> _Work request_: The result should be the listing below, restated exactly, with its pictures left out.

> _The records_:
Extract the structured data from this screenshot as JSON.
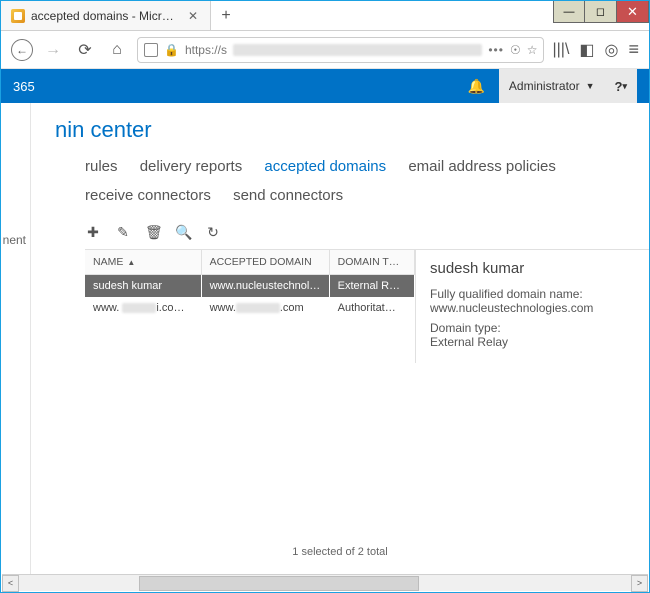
{
  "window": {
    "tab_title": "accepted domains - Microsoft …",
    "newtab_glyph": "+",
    "min_glyph": "—",
    "max_glyph": "◻",
    "close_glyph": "✕"
  },
  "urlbar": {
    "back": "←",
    "forward": "→",
    "reload": "⟳",
    "home": "⌂",
    "protocol": "https://s",
    "dots": "•••",
    "shield_tip": "Tracking protection",
    "lock_tip": "Secure connection",
    "reader": "☆",
    "download": "⬇",
    "library": "|||\\",
    "sidebar": "◧",
    "account": "◎",
    "menu": "≡"
  },
  "o365": {
    "product_fragment": "365",
    "bell": "🔔",
    "admin_label": "Administrator",
    "help_label": "?"
  },
  "page_title_fragment": "nin center",
  "left_fragment": "nent",
  "subnav": {
    "items": [
      "rules",
      "delivery reports",
      "accepted domains",
      "email address policies",
      "receive connectors",
      "send connectors"
    ],
    "active_index": 2
  },
  "toolbar": {
    "add": "✚",
    "edit": "✎",
    "delete": "🗑",
    "search": "🔍",
    "refresh": "↻"
  },
  "grid": {
    "columns": [
      "NAME",
      "ACCEPTED DOMAIN",
      "DOMAIN T…"
    ],
    "sort_col": 0,
    "rows": [
      {
        "name": "sudesh kumar",
        "domain": "www.nucleustechnologies.com",
        "type": "External R…",
        "selected": true,
        "blur_name": false,
        "blur_domain": false
      },
      {
        "name": "www. ████i.co…",
        "domain": "www.██████.com",
        "type": "Authoritat…",
        "selected": false,
        "blur_name": true,
        "blur_domain": true
      }
    ]
  },
  "details": {
    "title": "sudesh kumar",
    "fqdn_label": "Fully qualified domain name:",
    "fqdn_value": "www.nucleustechnologies.com",
    "type_label": "Domain type:",
    "type_value": "External Relay"
  },
  "footer": "1 selected of 2 total"
}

> _Solution to this task_:
Extract the structured data from this screenshot as JSON.
{
  "window": {
    "tab_title": "accepted domains - Microsoft …",
    "newtab_glyph": "+",
    "min_glyph": "—",
    "max_glyph": "◻",
    "close_glyph": "✕"
  },
  "urlbar": {
    "back": "←",
    "forward": "→",
    "reload": "⟳",
    "home": "⌂",
    "protocol": "https://s",
    "dots": "•••",
    "shield_tip": "Tracking protection",
    "lock_tip": "Secure connection",
    "reader": "☆",
    "download": "⬇",
    "library": "|||\\",
    "sidebar": "◧",
    "account": "◎",
    "menu": "≡"
  },
  "o365": {
    "product_fragment": "365",
    "bell": "🔔",
    "admin_label": "Administrator",
    "help_label": "?"
  },
  "page_title_fragment": "nin center",
  "left_fragment": "nent",
  "subnav": {
    "items": [
      "rules",
      "delivery reports",
      "accepted domains",
      "email address policies",
      "receive connectors",
      "send connectors"
    ],
    "active_index": 2
  },
  "toolbar": {
    "add": "✚",
    "edit": "✎",
    "delete": "🗑",
    "search": "🔍",
    "refresh": "↻"
  },
  "grid": {
    "columns": [
      "NAME",
      "ACCEPTED DOMAIN",
      "DOMAIN T…"
    ],
    "sort_col": 0,
    "rows": [
      {
        "name": "sudesh kumar",
        "domain": "www.nucleustechnologies.com",
        "type": "External R…",
        "selected": true,
        "blur_name": false,
        "blur_domain": false
      },
      {
        "name": "www. ████i.co…",
        "domain": "www.██████.com",
        "type": "Authoritat…",
        "selected": false,
        "blur_name": true,
        "blur_domain": true
      }
    ]
  },
  "details": {
    "title": "sudesh kumar",
    "fqdn_label": "Fully qualified domain name:",
    "fqdn_value": "www.nucleustechnologies.com",
    "type_label": "Domain type:",
    "type_value": "External Relay"
  },
  "footer": "1 selected of 2 total"
}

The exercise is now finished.